---- Recorded information

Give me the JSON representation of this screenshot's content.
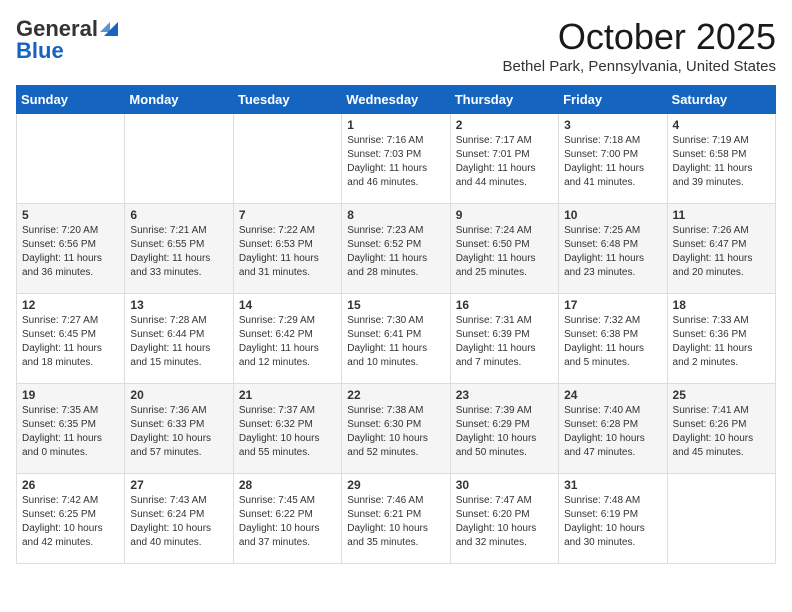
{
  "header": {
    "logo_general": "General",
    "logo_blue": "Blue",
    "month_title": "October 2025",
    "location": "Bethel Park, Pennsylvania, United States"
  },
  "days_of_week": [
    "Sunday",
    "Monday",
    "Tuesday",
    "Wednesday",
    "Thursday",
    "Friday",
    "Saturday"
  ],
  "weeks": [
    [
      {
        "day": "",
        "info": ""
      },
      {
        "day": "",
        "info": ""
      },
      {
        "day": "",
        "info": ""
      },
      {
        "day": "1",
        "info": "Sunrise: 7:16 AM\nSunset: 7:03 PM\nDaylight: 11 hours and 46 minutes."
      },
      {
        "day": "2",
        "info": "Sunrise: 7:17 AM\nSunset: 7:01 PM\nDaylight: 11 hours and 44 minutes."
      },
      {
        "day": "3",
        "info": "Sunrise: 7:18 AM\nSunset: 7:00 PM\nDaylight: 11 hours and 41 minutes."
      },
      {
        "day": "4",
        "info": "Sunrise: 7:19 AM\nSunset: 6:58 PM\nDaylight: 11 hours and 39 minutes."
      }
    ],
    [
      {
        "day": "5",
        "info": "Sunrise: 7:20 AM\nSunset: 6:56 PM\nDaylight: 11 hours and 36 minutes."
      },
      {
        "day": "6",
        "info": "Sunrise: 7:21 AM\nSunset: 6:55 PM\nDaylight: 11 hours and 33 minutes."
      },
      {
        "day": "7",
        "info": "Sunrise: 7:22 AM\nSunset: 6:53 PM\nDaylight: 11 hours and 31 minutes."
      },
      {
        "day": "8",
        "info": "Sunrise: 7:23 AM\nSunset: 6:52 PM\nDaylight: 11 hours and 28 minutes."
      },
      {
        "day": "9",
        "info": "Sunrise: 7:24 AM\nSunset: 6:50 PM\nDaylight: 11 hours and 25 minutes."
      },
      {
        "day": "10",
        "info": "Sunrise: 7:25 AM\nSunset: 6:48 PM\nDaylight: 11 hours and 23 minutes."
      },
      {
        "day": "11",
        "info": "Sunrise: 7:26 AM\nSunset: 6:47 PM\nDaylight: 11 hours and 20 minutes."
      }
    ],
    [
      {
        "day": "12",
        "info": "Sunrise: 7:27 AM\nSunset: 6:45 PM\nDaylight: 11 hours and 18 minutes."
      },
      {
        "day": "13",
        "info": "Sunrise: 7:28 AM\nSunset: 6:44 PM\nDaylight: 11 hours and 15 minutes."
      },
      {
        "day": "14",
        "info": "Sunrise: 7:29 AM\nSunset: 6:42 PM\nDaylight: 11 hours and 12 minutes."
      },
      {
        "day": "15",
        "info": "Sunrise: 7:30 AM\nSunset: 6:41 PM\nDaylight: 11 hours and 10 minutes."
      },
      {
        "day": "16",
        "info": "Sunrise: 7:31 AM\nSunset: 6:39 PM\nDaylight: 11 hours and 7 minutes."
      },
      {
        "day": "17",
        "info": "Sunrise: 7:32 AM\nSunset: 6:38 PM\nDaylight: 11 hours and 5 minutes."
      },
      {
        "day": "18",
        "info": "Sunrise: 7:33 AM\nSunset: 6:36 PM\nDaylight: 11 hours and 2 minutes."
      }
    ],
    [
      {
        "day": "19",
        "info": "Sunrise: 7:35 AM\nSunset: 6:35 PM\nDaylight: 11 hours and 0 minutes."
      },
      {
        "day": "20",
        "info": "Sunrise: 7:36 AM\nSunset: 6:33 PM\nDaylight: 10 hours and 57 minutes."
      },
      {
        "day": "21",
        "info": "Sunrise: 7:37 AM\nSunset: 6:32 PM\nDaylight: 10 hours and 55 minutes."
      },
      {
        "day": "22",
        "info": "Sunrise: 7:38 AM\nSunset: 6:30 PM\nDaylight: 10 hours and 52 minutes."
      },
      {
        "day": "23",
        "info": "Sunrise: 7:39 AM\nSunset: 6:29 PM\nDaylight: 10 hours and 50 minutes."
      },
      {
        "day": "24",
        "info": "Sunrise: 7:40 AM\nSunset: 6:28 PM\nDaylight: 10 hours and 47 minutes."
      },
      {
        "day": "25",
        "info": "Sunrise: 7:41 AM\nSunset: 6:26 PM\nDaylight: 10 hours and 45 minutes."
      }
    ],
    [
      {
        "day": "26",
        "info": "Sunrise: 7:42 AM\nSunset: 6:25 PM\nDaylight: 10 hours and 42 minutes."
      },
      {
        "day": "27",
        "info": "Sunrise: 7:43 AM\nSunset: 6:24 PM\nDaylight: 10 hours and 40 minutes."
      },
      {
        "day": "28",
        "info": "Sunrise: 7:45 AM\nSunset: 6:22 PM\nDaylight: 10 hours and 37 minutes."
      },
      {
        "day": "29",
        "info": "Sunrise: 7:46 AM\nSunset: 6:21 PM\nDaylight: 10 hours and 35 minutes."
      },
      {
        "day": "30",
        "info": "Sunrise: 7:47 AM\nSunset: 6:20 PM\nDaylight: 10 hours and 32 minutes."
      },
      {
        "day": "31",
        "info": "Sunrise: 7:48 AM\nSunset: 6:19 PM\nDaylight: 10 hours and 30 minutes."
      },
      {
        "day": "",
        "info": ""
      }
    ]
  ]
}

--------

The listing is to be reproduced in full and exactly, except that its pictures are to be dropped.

▸ Response area
Give me the JSON representation of this screenshot's content.
{
  "header": {
    "logo_general": "General",
    "logo_blue": "Blue",
    "month_title": "October 2025",
    "location": "Bethel Park, Pennsylvania, United States"
  },
  "days_of_week": [
    "Sunday",
    "Monday",
    "Tuesday",
    "Wednesday",
    "Thursday",
    "Friday",
    "Saturday"
  ],
  "weeks": [
    [
      {
        "day": "",
        "info": ""
      },
      {
        "day": "",
        "info": ""
      },
      {
        "day": "",
        "info": ""
      },
      {
        "day": "1",
        "info": "Sunrise: 7:16 AM\nSunset: 7:03 PM\nDaylight: 11 hours and 46 minutes."
      },
      {
        "day": "2",
        "info": "Sunrise: 7:17 AM\nSunset: 7:01 PM\nDaylight: 11 hours and 44 minutes."
      },
      {
        "day": "3",
        "info": "Sunrise: 7:18 AM\nSunset: 7:00 PM\nDaylight: 11 hours and 41 minutes."
      },
      {
        "day": "4",
        "info": "Sunrise: 7:19 AM\nSunset: 6:58 PM\nDaylight: 11 hours and 39 minutes."
      }
    ],
    [
      {
        "day": "5",
        "info": "Sunrise: 7:20 AM\nSunset: 6:56 PM\nDaylight: 11 hours and 36 minutes."
      },
      {
        "day": "6",
        "info": "Sunrise: 7:21 AM\nSunset: 6:55 PM\nDaylight: 11 hours and 33 minutes."
      },
      {
        "day": "7",
        "info": "Sunrise: 7:22 AM\nSunset: 6:53 PM\nDaylight: 11 hours and 31 minutes."
      },
      {
        "day": "8",
        "info": "Sunrise: 7:23 AM\nSunset: 6:52 PM\nDaylight: 11 hours and 28 minutes."
      },
      {
        "day": "9",
        "info": "Sunrise: 7:24 AM\nSunset: 6:50 PM\nDaylight: 11 hours and 25 minutes."
      },
      {
        "day": "10",
        "info": "Sunrise: 7:25 AM\nSunset: 6:48 PM\nDaylight: 11 hours and 23 minutes."
      },
      {
        "day": "11",
        "info": "Sunrise: 7:26 AM\nSunset: 6:47 PM\nDaylight: 11 hours and 20 minutes."
      }
    ],
    [
      {
        "day": "12",
        "info": "Sunrise: 7:27 AM\nSunset: 6:45 PM\nDaylight: 11 hours and 18 minutes."
      },
      {
        "day": "13",
        "info": "Sunrise: 7:28 AM\nSunset: 6:44 PM\nDaylight: 11 hours and 15 minutes."
      },
      {
        "day": "14",
        "info": "Sunrise: 7:29 AM\nSunset: 6:42 PM\nDaylight: 11 hours and 12 minutes."
      },
      {
        "day": "15",
        "info": "Sunrise: 7:30 AM\nSunset: 6:41 PM\nDaylight: 11 hours and 10 minutes."
      },
      {
        "day": "16",
        "info": "Sunrise: 7:31 AM\nSunset: 6:39 PM\nDaylight: 11 hours and 7 minutes."
      },
      {
        "day": "17",
        "info": "Sunrise: 7:32 AM\nSunset: 6:38 PM\nDaylight: 11 hours and 5 minutes."
      },
      {
        "day": "18",
        "info": "Sunrise: 7:33 AM\nSunset: 6:36 PM\nDaylight: 11 hours and 2 minutes."
      }
    ],
    [
      {
        "day": "19",
        "info": "Sunrise: 7:35 AM\nSunset: 6:35 PM\nDaylight: 11 hours and 0 minutes."
      },
      {
        "day": "20",
        "info": "Sunrise: 7:36 AM\nSunset: 6:33 PM\nDaylight: 10 hours and 57 minutes."
      },
      {
        "day": "21",
        "info": "Sunrise: 7:37 AM\nSunset: 6:32 PM\nDaylight: 10 hours and 55 minutes."
      },
      {
        "day": "22",
        "info": "Sunrise: 7:38 AM\nSunset: 6:30 PM\nDaylight: 10 hours and 52 minutes."
      },
      {
        "day": "23",
        "info": "Sunrise: 7:39 AM\nSunset: 6:29 PM\nDaylight: 10 hours and 50 minutes."
      },
      {
        "day": "24",
        "info": "Sunrise: 7:40 AM\nSunset: 6:28 PM\nDaylight: 10 hours and 47 minutes."
      },
      {
        "day": "25",
        "info": "Sunrise: 7:41 AM\nSunset: 6:26 PM\nDaylight: 10 hours and 45 minutes."
      }
    ],
    [
      {
        "day": "26",
        "info": "Sunrise: 7:42 AM\nSunset: 6:25 PM\nDaylight: 10 hours and 42 minutes."
      },
      {
        "day": "27",
        "info": "Sunrise: 7:43 AM\nSunset: 6:24 PM\nDaylight: 10 hours and 40 minutes."
      },
      {
        "day": "28",
        "info": "Sunrise: 7:45 AM\nSunset: 6:22 PM\nDaylight: 10 hours and 37 minutes."
      },
      {
        "day": "29",
        "info": "Sunrise: 7:46 AM\nSunset: 6:21 PM\nDaylight: 10 hours and 35 minutes."
      },
      {
        "day": "30",
        "info": "Sunrise: 7:47 AM\nSunset: 6:20 PM\nDaylight: 10 hours and 32 minutes."
      },
      {
        "day": "31",
        "info": "Sunrise: 7:48 AM\nSunset: 6:19 PM\nDaylight: 10 hours and 30 minutes."
      },
      {
        "day": "",
        "info": ""
      }
    ]
  ]
}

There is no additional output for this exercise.